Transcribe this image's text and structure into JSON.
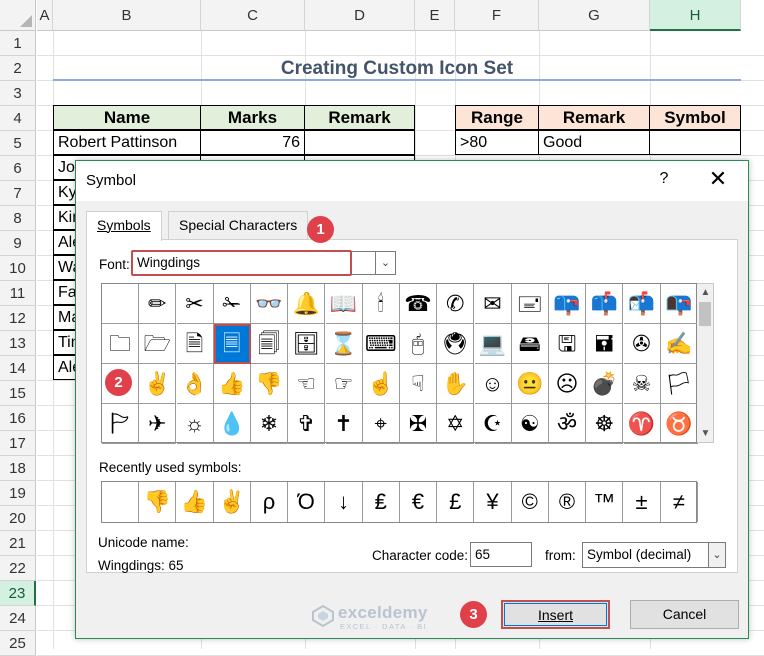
{
  "sheet": {
    "columns": [
      "A",
      "B",
      "C",
      "D",
      "E",
      "F",
      "G",
      "H"
    ],
    "selected_column": "H",
    "rows": [
      "1",
      "2",
      "3",
      "4",
      "5",
      "6",
      "7",
      "8",
      "9",
      "10",
      "11",
      "12",
      "13",
      "14",
      "15",
      "16",
      "17",
      "18",
      "19",
      "20",
      "21",
      "22",
      "23",
      "24",
      "25"
    ],
    "selected_row": "23",
    "title": "Creating Custom Icon Set",
    "table1": {
      "headers": [
        "Name",
        "Marks",
        "Remark"
      ],
      "rows": [
        {
          "name": "Robert Pattinson",
          "marks": "76",
          "remark": ""
        },
        {
          "name": "Jo",
          "marks": "",
          "remark": ""
        },
        {
          "name": "Ky",
          "marks": "",
          "remark": ""
        },
        {
          "name": "Kin",
          "marks": "",
          "remark": ""
        },
        {
          "name": "Ale",
          "marks": "",
          "remark": ""
        },
        {
          "name": "Wa",
          "marks": "",
          "remark": ""
        },
        {
          "name": "Fal",
          "marks": "",
          "remark": ""
        },
        {
          "name": "Ma",
          "marks": "",
          "remark": ""
        },
        {
          "name": "Tin",
          "marks": "",
          "remark": ""
        },
        {
          "name": "Ale",
          "marks": "",
          "remark": ""
        }
      ]
    },
    "table2": {
      "headers": [
        "Range",
        "Remark",
        "Symbol"
      ],
      "rows": [
        {
          "range": ">80",
          "remark": "Good",
          "symbol": ""
        }
      ]
    }
  },
  "dialog": {
    "title": "Symbol",
    "help": "?",
    "close": "✕",
    "tabs": [
      "Symbols",
      "Special Characters"
    ],
    "font_label": "Font:",
    "font_value": "Wingdings",
    "recent_label": "Recently used symbols:",
    "unicode_name_label": "Unicode name:",
    "unicode_name_value": "Wingdings: 65",
    "char_code_label": "Character code:",
    "char_code_value": "65",
    "from_label": "from:",
    "from_value": "Symbol (decimal)",
    "insert_label": "Insert",
    "cancel_label": "Cancel",
    "selected_index": 19,
    "symbols": [
      "",
      "✏",
      "✂",
      "✁",
      "👓",
      "🔔",
      "📖",
      "🕯",
      "☎",
      "✆",
      "✉",
      "🖃",
      "📪",
      "📫",
      "📬",
      "📭",
      "🗀",
      "🗁",
      "🗎",
      "🗏",
      "🗐",
      "🗄",
      "⌛",
      "⌨",
      "🖰",
      "🖲",
      "💻",
      "🖴",
      "🖫",
      "🖬",
      "✇",
      "✍",
      "",
      "✌",
      "👌",
      "👍",
      "👎",
      "☜",
      "☞",
      "☝",
      "☟",
      "✋",
      "☺",
      "😐",
      "☹",
      "💣",
      "☠",
      "🏳",
      "🏱",
      "✈",
      "☼",
      "💧",
      "❄",
      "✞",
      "✝",
      "⌖",
      "✠",
      "✡",
      "☪",
      "☯",
      "ॐ",
      "☸",
      "♈",
      "♉"
    ],
    "recent_symbols": [
      "",
      "👎",
      "👍",
      "✌",
      "ρ",
      "Ό",
      "↓",
      "₤",
      "€",
      "£",
      "¥",
      "©",
      "®",
      "™",
      "±",
      "≠"
    ]
  },
  "watermark": {
    "name": "exceldemy",
    "tagline": "EXCEL · DATA · BI"
  },
  "badges": [
    "1",
    "2",
    "3"
  ],
  "colors": {
    "accent": "#217346",
    "badge": "#e0404a",
    "highlight": "#c0504d",
    "selection": "#0078d7"
  }
}
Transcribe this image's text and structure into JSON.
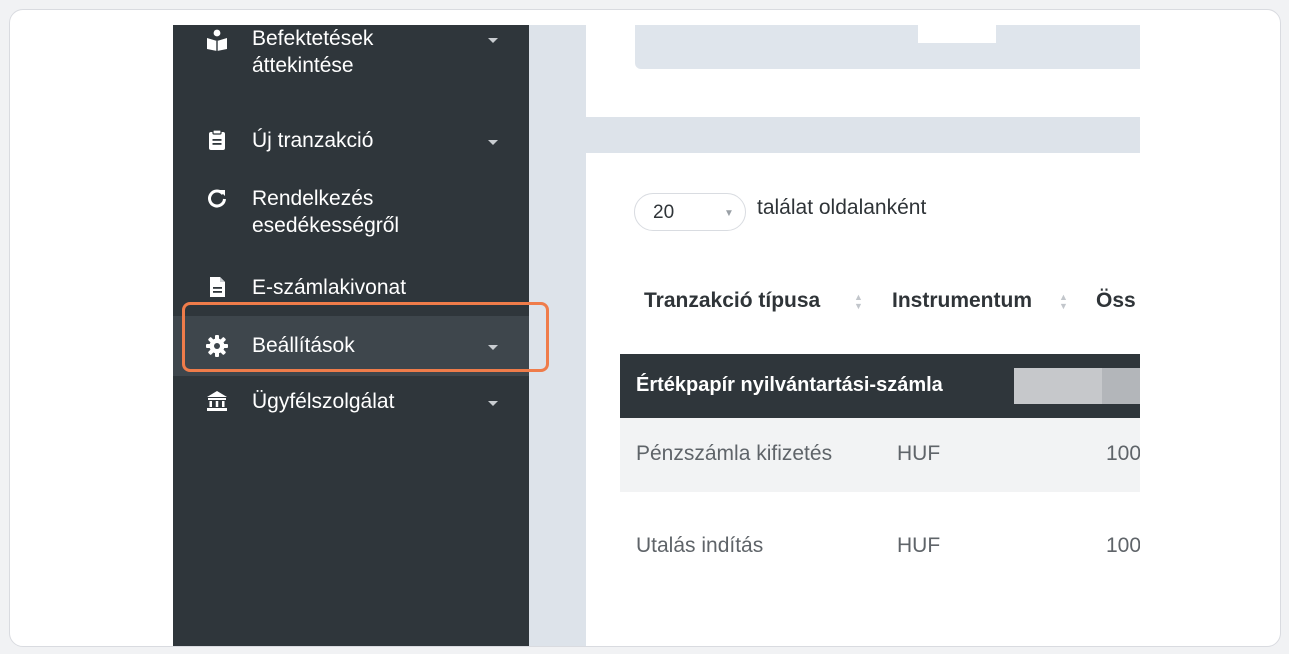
{
  "sidebar": {
    "items": [
      {
        "label_line1": "Befektetések",
        "label_line2": "áttekintése",
        "icon": "book-reader-icon",
        "has_caret": true
      },
      {
        "label": "Új tranzakció",
        "icon": "clipboard-icon",
        "has_caret": true
      },
      {
        "label_line1": "Rendelkezés",
        "label_line2": "esedékességről",
        "icon": "refresh-icon",
        "has_caret": false
      },
      {
        "label": "E-számlakivonat",
        "icon": "file-text-icon",
        "has_caret": false
      },
      {
        "label": "Beállítások",
        "icon": "gear-icon",
        "has_caret": true,
        "active": true
      },
      {
        "label": "Ügyfélszolgálat",
        "icon": "bank-icon",
        "has_caret": true
      }
    ]
  },
  "table": {
    "page_size": "20",
    "per_page_label": "találat oldalanként",
    "columns": [
      "Tranzakció típusa",
      "Instrumentum",
      "Öss"
    ],
    "group_title": "Értékpapír nyilvántartási-számla",
    "rows": [
      {
        "type": "Pénzszámla kifizetés",
        "instrument": "HUF",
        "amount": "100"
      },
      {
        "type": "Utalás indítás",
        "instrument": "HUF",
        "amount": "100"
      }
    ]
  },
  "colors": {
    "sidebar_bg": "#2f363b",
    "highlight": "#ef7c4a",
    "content_bg": "#dde3ea"
  }
}
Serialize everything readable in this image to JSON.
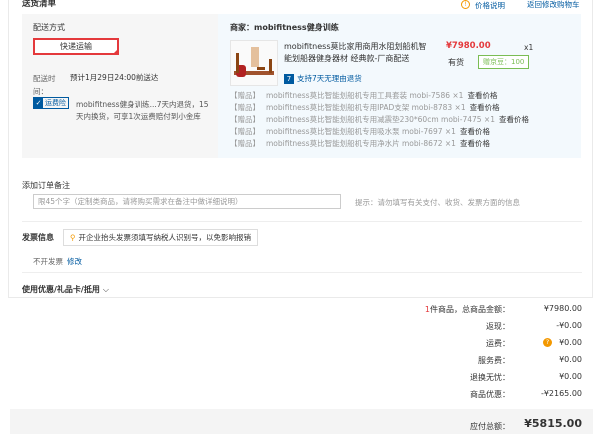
{
  "header": {
    "title": "送货清单",
    "price_note": "价格说明",
    "back_link": "返回修改购物车"
  },
  "shipping": {
    "method_label": "配送方式",
    "method_value": "快递运输",
    "time_label": "配送时间：",
    "time_value": "预计1月29日24:00前送达",
    "return_tag": "运费险",
    "return_text": "mobifitness健身训练...7天内退货，15天内换货，可享1次运费赔付到小金库"
  },
  "seller": {
    "label": "商家：mobifitness健身训练"
  },
  "product": {
    "name": "mobifitness莫比家用商用水阻划船机智能划船器健身器材 经典款-厂商配送",
    "price": "¥7980.00",
    "qty": "x1",
    "stock": "有货",
    "bean": "赠京豆：100",
    "return_label": "支持7天无理由退货"
  },
  "gifts": [
    {
      "tag": "【赠品】",
      "name": "mobifitness莫比智能划船机专用工具套装 mobi-7586 ×1",
      "view": "查看价格"
    },
    {
      "tag": "【赠品】",
      "name": "mobifitness莫比智能划船机专用IPAD支架 mobi-8783 ×1",
      "view": "查看价格"
    },
    {
      "tag": "【赠品】",
      "name": "mobifitness莫比智能划船机专用减震垫230*60cm mobi-7475 ×1",
      "view": "查看价格"
    },
    {
      "tag": "【赠品】",
      "name": "mobifitness莫比智能划船机专用吸水泵 mobi-7697 ×1",
      "view": "查看价格"
    },
    {
      "tag": "【赠品】",
      "name": "mobifitness莫比智能划船机专用净水片 mobi-8672 ×1",
      "view": "查看价格"
    }
  ],
  "remark": {
    "label": "添加订单备注",
    "placeholder": "限45个字（定制类商品，请将购买需求在备注中做详细说明）",
    "hint": "提示：请勿填写有关支付、收货、发票方面的信息"
  },
  "invoice": {
    "label": "发票信息",
    "tip": "开企业抬头发票须填写纳税人识别号，以免影响报销",
    "value": "不开发票",
    "edit": "修改"
  },
  "coupon": {
    "label": "使用优惠/礼品卡/抵用"
  },
  "summary": {
    "count_num": "1",
    "count_text": "件商品，总商品金额：",
    "total_goods": "¥7980.00",
    "rebate_label": "返现：",
    "rebate": "-¥0.00",
    "freight_label": "运费：",
    "freight": "¥0.00",
    "service_label": "服务费：",
    "service": "¥0.00",
    "return_label": "退换无忧：",
    "return_val": "¥0.00",
    "discount_label": "商品优惠：",
    "discount": "-¥2165.00",
    "payable_label": "应付总额：",
    "payable": "¥5815.00"
  },
  "colors": {
    "accent_red": "#e4393c",
    "link_blue": "#005aa0",
    "bean_green": "#7abd54",
    "info_orange": "#f39800"
  },
  "icons": [
    "info-icon",
    "question-icon",
    "chevron-down-icon",
    "location-pin-icon"
  ]
}
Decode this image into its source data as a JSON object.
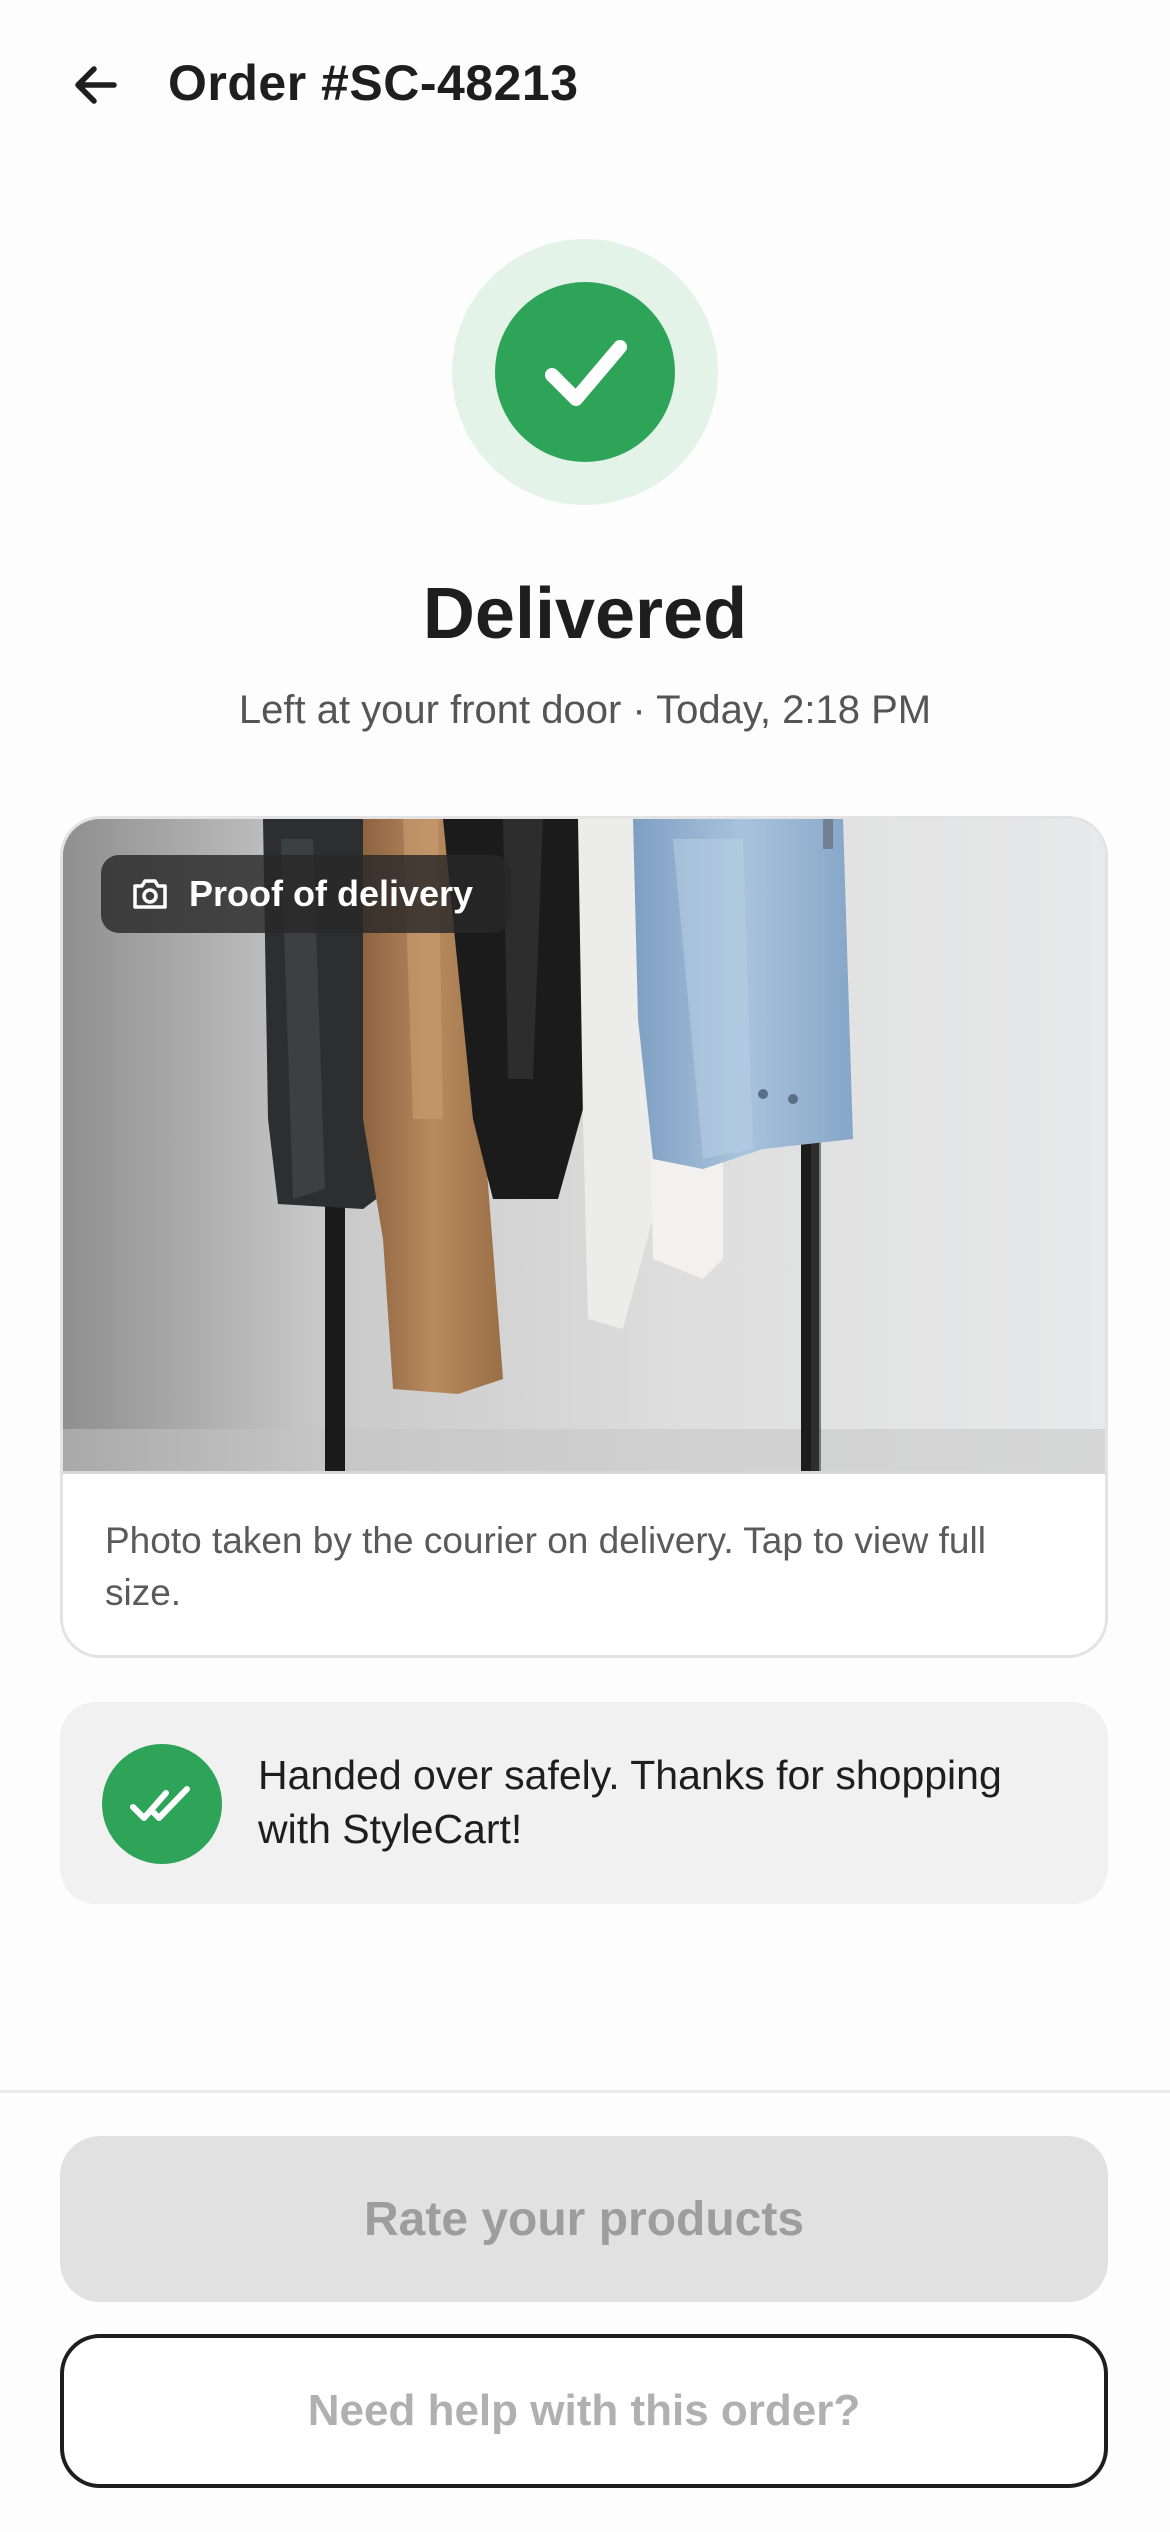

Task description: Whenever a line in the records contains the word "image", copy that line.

Exercise output:
Transcribe this image's text and structure into JSON.
Transcribe this image's text and structure into JSON.
Serialize everything readable in this image to JSON.
Decode this image into its source data as a JSON object.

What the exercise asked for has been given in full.